> _Problem_
Number of lines below with "true": work it out and reply with that number only.

Interface dataset entries:
======

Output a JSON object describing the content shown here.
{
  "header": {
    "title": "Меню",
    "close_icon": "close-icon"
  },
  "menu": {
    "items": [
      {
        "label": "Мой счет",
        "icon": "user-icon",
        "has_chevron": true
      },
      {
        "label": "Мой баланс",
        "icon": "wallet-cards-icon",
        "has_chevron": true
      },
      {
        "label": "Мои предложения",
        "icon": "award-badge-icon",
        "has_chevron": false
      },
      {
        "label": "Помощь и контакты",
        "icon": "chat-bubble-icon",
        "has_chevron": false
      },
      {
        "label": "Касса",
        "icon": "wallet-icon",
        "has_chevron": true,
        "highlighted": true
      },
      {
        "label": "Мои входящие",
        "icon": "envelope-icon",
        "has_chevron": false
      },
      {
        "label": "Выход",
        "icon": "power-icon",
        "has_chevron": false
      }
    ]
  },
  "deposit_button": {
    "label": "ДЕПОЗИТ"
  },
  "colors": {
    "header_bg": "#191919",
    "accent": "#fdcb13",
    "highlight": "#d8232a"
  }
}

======

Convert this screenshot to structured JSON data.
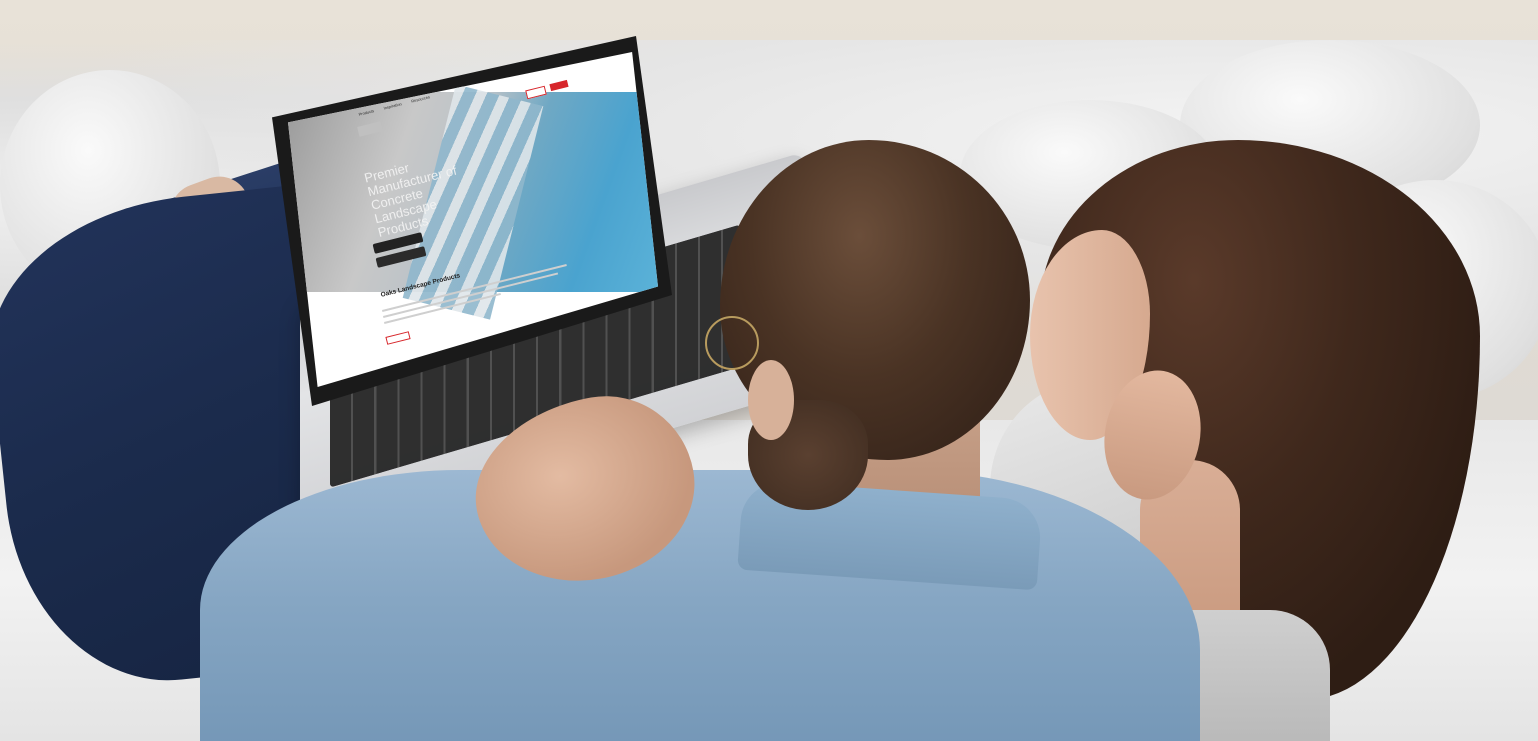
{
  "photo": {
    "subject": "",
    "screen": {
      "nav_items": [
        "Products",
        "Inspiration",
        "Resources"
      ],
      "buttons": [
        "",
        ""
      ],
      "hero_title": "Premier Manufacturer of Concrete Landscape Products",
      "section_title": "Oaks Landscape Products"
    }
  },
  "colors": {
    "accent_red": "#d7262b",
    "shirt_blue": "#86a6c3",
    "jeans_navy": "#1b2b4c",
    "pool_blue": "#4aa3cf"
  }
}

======

> _Your response_
4